Over the Fourth of July, my husband and I backpacked into the basin of Huron Peak and set up camp around 1 p.m.  The temperature was warm and sunny; knowing we only had another 1.5 miles to the top we felt we could easily make it to the top and back down in a few hours. At approximately 800 feet from the top it got windy and began to hail lightly. We looked in all directions and saw the clouds were wispy and still far enough away and we continued onward. Then, 300 feet from the top, we stopped to rest and began to take out our cameras to take a picture of a mountain goat, and all of a sudden a huge bolt of lightning came crashing down. We hunkered down low and began to scramble down as quickly as possible. Every 100 feet we found ourselves crouched down low until it was safe to be upright moving again.

This was not our first time in the elements, but every time this situation arises it is scary. As you prepare for your journey, check out the link on the website for mountain safety and mountaineering tips, they can be very beneficial and help to be better prepared for emergency situations.

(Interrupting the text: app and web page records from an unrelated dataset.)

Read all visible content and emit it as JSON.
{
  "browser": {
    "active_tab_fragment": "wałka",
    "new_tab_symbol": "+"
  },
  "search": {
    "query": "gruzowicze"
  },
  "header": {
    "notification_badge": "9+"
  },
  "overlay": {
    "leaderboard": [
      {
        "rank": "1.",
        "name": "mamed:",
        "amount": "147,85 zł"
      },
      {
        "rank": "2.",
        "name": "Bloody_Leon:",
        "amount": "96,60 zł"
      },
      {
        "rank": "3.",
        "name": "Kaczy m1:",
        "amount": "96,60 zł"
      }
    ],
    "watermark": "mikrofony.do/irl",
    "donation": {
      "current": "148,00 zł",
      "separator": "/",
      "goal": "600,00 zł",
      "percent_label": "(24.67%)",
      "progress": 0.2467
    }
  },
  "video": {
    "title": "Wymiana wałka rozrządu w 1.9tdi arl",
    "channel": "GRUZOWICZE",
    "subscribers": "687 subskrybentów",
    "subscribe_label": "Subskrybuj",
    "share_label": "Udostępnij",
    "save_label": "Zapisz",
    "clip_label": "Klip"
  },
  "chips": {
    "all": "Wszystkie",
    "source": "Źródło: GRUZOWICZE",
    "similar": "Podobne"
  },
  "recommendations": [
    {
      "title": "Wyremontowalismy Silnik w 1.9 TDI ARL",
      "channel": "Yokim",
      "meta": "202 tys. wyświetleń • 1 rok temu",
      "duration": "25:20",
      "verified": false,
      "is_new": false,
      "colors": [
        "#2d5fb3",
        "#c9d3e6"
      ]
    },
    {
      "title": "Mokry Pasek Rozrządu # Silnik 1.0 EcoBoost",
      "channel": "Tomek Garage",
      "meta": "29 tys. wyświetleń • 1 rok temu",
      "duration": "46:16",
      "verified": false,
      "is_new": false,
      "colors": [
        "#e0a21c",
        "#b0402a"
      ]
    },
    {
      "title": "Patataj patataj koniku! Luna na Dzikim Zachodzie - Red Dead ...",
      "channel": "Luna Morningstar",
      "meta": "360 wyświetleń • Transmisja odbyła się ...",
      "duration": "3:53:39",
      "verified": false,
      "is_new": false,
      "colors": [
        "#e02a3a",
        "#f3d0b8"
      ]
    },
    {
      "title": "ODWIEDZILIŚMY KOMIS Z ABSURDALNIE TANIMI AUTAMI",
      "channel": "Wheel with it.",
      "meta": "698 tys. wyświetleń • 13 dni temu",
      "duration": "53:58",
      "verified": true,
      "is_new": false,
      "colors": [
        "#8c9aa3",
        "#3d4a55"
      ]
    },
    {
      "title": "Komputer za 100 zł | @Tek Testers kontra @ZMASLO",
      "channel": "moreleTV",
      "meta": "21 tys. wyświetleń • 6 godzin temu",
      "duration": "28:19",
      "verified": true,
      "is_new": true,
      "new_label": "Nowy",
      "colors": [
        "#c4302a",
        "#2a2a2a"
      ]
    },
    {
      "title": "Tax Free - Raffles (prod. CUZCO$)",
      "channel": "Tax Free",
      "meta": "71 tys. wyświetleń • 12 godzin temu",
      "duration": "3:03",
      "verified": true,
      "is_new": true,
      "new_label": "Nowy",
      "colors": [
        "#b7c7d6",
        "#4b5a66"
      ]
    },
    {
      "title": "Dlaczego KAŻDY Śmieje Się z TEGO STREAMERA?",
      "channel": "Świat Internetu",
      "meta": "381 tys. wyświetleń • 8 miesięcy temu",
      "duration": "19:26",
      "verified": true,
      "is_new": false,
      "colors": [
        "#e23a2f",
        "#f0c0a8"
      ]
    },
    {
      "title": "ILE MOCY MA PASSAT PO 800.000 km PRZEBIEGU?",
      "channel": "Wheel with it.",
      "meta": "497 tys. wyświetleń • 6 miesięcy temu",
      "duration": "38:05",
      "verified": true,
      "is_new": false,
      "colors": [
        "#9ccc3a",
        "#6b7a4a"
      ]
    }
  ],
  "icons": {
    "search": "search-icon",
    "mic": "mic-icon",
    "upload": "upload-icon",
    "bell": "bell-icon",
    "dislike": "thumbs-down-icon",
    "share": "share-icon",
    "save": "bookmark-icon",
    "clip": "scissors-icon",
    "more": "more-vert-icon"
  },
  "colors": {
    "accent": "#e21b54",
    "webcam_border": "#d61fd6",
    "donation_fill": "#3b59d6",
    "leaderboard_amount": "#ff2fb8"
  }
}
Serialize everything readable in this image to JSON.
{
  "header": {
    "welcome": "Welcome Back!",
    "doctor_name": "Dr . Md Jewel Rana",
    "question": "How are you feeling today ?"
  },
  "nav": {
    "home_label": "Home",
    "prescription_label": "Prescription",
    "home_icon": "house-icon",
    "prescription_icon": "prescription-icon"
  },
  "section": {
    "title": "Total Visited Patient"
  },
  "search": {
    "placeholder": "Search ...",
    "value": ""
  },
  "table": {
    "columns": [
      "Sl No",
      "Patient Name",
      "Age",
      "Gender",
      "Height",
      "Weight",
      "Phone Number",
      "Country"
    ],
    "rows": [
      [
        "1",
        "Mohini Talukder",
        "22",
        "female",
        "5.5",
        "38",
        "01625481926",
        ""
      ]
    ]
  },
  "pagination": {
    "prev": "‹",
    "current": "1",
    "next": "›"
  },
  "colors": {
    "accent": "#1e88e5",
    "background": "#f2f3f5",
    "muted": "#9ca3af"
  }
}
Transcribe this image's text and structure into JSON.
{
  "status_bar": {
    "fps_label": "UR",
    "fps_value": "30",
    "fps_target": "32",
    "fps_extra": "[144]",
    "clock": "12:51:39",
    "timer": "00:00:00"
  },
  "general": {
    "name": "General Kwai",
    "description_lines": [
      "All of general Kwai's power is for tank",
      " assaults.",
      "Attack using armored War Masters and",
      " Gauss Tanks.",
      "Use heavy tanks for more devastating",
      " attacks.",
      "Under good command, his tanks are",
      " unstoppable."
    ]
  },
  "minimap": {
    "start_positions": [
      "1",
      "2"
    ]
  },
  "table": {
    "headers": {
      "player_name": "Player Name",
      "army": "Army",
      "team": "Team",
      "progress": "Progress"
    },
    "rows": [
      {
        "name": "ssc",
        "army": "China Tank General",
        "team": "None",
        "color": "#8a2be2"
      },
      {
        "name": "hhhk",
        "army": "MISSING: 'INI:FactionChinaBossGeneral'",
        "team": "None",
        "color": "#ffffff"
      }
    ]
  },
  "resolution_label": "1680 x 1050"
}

The journey up Huron Peak was obviously not successful on July 4th, however we made it to our tent safely, although did not get that shot of the mountain goat. We were soaked to the bone, but since we were prepared, we had dry clothes in our tent to change into, as well as 30-below sleeping bags. The next morning we arose at 5:15 a.m., and were headed back up to the summit by 6 a.m.

We hiked that beast twice, and our legs were sore at the end of the day, but we made it and it was well worth it.  There is something about being in the Colorado Mountains that is like a drug; no matter the challenge, the beauty and adventure always outweigh the soreness, and leave you wondering what you can conquer next.

Palisade Rec will help get you in shape, and take you hiking

If you feel you need to get in better shape before making your first attempt at a 14er, here are some Palisade Recreation outings and classes that will help you to get in better shape, building up leg and core strength as well as lung capacity.

Join us on Mondays at 7:30 a.m. for a hike on one of the Grand Valley’s many trails.  The group will meet at Palisade Town Hall and take a shuttle to the trail head.  Hikes are $4 per person, and do not require pre-registration, although recommended to guarantee a seat on the bus. On July 28, we’ll take on the Lost Lake Trail, a 2.5 mile moderate-strenuous hike on the Grand Mesa. August 4, we’ll try the Wrangler Loop, a 4.5 mile moderate hike along a section of the Kokopeli trail system. August 11 will take us to Leftover Lane, a 4 mile moderate loop in Grand Junction on the lunch loop trails, and on August 18, we’ll try out Devil’s Canyon Pot Holes, a 3 mile hike in Fruita. It’s perfect to practice large steps down and over boulders. The Morrow Point Boat Tour is planned for Friday, August 8, when you can join Palisade Rec for a journey to the Black Canyon of the Gunnison. The tour will include a hike down into the canyon and an interpretive boat tour of the Black Canyon. Registration is $32, and there are only a few spaces left, grab them before they are gone.

Try one of Palisade Rec’s fitness classes, they’re perfect for building balance,  enhancing flexibility, and building a stronger core. All classes are held in the Community Center; Core Strength is held on Mondays at 5:30 p.m. and Wednesdays at 9 a.m. Yoga classes meet on Tuesdays and Thursdays at 6 p.m. and Weights for Life meets on Thursdays at 10 a.m. Join us!